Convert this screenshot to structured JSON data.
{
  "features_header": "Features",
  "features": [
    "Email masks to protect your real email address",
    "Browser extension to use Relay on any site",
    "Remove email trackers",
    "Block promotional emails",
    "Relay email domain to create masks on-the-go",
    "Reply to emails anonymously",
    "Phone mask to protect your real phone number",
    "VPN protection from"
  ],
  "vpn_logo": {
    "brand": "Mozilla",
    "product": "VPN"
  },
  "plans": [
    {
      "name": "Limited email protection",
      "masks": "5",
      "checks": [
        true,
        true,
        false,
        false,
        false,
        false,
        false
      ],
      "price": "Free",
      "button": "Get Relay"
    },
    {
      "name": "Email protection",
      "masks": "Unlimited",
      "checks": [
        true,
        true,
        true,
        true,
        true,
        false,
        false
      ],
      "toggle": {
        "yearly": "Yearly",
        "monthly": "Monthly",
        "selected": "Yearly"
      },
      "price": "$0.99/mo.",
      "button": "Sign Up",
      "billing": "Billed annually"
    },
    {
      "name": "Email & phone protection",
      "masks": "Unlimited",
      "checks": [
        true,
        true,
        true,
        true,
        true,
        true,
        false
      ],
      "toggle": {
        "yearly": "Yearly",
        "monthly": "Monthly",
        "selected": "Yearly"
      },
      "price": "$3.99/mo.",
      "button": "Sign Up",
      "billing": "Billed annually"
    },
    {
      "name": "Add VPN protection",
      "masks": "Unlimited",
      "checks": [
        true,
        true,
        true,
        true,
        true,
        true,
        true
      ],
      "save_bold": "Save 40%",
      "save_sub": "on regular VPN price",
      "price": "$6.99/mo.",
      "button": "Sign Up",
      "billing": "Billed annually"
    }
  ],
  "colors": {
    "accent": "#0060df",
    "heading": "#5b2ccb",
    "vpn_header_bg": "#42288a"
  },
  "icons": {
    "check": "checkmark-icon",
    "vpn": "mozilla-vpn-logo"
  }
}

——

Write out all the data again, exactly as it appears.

Convert this screenshot to structured JSON data.
{
  "features_header": "Features",
  "features": [
    "Email masks to protect your real email address",
    "Browser extension to use Relay on any site",
    "Remove email trackers",
    "Block promotional emails",
    "Relay email domain to create masks on-the-go",
    "Reply to emails anonymously",
    "Phone mask to protect your real phone number",
    "VPN protection from"
  ],
  "vpn_logo": {
    "brand": "Mozilla",
    "product": "VPN"
  },
  "plans": [
    {
      "name": "Limited email protection",
      "masks": "5",
      "checks": [
        true,
        true,
        false,
        false,
        false,
        false,
        false
      ],
      "price": "Free",
      "button": "Get Relay"
    },
    {
      "name": "Email protection",
      "masks": "Unlimited",
      "checks": [
        true,
        true,
        true,
        true,
        true,
        false,
        false
      ],
      "toggle": {
        "yearly": "Yearly",
        "monthly": "Monthly",
        "selected": "Yearly"
      },
      "price": "$0.99/mo.",
      "button": "Sign Up",
      "billing": "Billed annually"
    },
    {
      "name": "Email & phone protection",
      "masks": "Unlimited",
      "checks": [
        true,
        true,
        true,
        true,
        true,
        true,
        false
      ],
      "toggle": {
        "yearly": "Yearly",
        "monthly": "Monthly",
        "selected": "Yearly"
      },
      "price": "$3.99/mo.",
      "button": "Sign Up",
      "billing": "Billed annually"
    },
    {
      "name": "Add VPN protection",
      "masks": "Unlimited",
      "checks": [
        true,
        true,
        true,
        true,
        true,
        true,
        true
      ],
      "save_bold": "Save 40%",
      "save_sub": "on regular VPN price",
      "price": "$6.99/mo.",
      "button": "Sign Up",
      "billing": "Billed annually"
    }
  ],
  "colors": {
    "accent": "#0060df",
    "heading": "#5b2ccb",
    "vpn_header_bg": "#42288a"
  },
  "icons": {
    "check": "checkmark-icon",
    "vpn": "mozilla-vpn-logo"
  }
}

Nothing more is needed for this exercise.